▸ **WORK TASK**: In the entries below, identify every line with the string "range" and copy it.

[Element data from apps and pages]
----------------------------------------

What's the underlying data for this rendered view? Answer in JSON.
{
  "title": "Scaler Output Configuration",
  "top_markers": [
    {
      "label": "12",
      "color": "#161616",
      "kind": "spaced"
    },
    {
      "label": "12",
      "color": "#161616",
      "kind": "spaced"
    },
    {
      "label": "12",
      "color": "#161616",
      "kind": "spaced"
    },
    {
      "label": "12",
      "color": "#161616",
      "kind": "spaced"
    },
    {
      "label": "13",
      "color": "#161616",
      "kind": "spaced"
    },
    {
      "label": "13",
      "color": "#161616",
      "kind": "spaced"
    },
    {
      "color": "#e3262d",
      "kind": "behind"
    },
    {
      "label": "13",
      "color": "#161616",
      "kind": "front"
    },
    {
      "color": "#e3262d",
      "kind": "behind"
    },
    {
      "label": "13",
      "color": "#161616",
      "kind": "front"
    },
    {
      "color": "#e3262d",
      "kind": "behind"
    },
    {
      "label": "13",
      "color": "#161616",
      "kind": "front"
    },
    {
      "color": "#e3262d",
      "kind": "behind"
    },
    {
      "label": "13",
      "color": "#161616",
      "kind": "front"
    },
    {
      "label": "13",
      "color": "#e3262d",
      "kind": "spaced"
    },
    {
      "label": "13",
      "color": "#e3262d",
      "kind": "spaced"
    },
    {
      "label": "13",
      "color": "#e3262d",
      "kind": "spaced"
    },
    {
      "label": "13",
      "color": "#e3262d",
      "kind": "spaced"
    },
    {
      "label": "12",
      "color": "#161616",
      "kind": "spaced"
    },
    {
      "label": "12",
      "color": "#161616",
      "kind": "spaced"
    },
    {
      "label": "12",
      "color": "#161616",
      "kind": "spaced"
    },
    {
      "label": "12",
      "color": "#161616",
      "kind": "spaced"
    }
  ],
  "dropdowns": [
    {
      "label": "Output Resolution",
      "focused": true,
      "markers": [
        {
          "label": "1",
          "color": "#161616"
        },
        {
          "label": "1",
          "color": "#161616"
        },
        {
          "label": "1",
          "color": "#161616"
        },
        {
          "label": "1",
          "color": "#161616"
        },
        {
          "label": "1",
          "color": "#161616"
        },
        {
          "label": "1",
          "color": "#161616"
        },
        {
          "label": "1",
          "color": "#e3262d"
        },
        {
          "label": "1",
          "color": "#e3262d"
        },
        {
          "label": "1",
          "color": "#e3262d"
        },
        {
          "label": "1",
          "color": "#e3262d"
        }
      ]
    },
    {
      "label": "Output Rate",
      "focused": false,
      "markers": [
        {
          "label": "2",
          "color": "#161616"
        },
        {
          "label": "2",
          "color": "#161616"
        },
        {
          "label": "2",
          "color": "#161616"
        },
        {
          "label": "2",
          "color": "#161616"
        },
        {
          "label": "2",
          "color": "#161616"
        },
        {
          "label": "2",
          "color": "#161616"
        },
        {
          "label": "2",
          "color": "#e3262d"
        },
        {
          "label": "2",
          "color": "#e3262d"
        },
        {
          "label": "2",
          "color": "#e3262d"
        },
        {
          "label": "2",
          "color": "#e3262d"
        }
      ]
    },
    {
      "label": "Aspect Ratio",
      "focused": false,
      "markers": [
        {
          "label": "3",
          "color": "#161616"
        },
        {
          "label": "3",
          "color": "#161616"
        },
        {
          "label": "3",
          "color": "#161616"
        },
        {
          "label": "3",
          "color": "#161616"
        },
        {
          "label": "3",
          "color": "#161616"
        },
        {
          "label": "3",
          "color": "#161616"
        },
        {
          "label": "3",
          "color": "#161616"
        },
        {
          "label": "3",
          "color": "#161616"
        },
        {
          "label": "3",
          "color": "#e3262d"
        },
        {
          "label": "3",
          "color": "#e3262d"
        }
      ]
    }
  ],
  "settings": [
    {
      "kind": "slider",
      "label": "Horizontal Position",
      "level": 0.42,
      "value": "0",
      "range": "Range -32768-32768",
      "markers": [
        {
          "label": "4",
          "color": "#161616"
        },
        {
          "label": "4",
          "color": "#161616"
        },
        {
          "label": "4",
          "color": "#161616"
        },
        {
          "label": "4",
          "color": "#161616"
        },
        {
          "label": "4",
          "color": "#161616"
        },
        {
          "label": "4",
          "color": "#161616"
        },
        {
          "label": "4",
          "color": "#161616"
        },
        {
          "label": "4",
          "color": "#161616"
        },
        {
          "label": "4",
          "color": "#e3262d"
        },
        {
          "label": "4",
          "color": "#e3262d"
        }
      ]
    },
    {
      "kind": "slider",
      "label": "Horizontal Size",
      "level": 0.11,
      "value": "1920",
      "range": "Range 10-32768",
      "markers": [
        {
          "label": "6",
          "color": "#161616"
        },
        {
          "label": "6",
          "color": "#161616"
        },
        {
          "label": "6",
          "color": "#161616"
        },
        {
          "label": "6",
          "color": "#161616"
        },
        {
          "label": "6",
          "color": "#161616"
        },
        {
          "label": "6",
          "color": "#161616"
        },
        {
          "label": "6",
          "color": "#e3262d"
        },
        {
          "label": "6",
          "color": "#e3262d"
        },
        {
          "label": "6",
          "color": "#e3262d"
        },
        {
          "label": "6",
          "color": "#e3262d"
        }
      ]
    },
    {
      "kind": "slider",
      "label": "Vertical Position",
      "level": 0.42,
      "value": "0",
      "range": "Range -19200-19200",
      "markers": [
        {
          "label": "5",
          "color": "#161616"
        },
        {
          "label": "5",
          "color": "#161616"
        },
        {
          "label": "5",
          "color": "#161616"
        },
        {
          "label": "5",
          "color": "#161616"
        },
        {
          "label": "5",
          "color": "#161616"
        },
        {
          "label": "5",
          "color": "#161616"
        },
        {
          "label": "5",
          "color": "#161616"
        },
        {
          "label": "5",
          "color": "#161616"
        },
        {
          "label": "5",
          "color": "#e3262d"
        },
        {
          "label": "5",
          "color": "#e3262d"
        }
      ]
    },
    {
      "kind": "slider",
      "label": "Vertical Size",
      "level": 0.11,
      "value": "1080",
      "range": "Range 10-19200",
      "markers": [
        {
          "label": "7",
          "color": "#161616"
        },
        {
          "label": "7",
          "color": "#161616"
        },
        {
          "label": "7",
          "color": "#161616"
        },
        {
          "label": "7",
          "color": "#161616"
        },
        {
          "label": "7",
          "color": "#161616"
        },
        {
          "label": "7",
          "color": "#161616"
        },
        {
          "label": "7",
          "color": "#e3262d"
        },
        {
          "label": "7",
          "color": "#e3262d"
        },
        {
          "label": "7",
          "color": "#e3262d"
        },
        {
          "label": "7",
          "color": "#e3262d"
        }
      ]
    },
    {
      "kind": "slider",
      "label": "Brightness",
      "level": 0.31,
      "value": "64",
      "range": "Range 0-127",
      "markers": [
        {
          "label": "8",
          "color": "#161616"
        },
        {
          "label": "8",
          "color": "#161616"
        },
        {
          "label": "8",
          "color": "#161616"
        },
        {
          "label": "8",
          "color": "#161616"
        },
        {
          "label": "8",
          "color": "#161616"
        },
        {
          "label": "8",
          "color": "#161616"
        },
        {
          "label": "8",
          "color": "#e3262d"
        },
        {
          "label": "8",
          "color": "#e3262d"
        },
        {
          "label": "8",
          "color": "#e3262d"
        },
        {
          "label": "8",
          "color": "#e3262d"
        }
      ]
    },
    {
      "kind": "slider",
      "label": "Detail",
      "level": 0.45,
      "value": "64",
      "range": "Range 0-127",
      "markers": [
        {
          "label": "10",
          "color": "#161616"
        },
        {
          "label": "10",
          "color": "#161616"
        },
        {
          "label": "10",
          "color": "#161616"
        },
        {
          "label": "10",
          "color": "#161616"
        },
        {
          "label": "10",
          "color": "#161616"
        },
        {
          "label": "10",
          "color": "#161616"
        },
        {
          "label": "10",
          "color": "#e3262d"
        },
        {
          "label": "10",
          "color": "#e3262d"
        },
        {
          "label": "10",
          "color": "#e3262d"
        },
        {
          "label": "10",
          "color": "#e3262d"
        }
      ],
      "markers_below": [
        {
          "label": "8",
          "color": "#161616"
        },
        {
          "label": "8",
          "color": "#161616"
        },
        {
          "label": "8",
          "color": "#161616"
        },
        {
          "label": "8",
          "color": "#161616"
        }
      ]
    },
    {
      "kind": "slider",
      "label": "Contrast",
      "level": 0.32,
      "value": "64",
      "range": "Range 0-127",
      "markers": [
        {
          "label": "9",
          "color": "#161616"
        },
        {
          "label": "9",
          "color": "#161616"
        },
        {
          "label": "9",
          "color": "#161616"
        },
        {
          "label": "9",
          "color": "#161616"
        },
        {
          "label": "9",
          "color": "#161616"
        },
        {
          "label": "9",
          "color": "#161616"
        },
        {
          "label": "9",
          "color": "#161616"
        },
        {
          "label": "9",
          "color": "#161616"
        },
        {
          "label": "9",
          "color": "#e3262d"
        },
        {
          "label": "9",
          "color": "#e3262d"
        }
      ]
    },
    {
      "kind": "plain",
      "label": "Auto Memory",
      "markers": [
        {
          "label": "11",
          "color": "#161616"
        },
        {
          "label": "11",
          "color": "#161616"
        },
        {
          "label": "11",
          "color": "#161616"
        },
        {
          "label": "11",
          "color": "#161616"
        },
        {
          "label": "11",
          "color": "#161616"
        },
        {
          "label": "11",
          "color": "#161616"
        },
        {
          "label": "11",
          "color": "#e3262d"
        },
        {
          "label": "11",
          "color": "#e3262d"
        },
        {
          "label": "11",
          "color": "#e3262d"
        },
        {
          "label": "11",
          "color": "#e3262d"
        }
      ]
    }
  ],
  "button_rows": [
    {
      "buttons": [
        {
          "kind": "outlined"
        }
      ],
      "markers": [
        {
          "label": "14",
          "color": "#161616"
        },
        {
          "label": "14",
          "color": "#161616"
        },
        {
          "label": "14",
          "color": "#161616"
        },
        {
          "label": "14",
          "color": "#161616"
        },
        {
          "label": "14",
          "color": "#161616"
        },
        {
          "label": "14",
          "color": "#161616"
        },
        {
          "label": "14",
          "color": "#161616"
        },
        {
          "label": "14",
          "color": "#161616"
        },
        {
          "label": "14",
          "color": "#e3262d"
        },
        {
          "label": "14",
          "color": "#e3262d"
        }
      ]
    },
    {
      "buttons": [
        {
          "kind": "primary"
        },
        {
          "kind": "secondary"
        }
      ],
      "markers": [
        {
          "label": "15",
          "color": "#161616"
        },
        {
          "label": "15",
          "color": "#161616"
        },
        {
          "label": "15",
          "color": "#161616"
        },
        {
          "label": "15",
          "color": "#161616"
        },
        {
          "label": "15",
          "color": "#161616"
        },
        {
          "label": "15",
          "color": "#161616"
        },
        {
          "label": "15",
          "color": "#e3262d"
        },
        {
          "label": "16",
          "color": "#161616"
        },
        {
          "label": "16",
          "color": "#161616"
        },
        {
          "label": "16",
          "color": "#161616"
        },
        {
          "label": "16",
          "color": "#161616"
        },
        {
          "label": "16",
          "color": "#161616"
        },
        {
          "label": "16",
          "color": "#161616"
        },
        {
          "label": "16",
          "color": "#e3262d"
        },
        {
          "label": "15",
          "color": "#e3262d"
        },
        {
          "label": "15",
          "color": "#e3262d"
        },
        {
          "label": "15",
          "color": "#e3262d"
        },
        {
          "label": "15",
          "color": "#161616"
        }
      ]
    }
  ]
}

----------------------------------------

▸ **ANSWER BOX**:
      "range": "Range -32768-32768",
      "range": "Range 10-32768",
      "range": "Range -19200-19200",
      "range": "Range 10-19200",
      "range": "Range 0-127",
      "range": "Range 0-127",
      "range": "Range 0-127",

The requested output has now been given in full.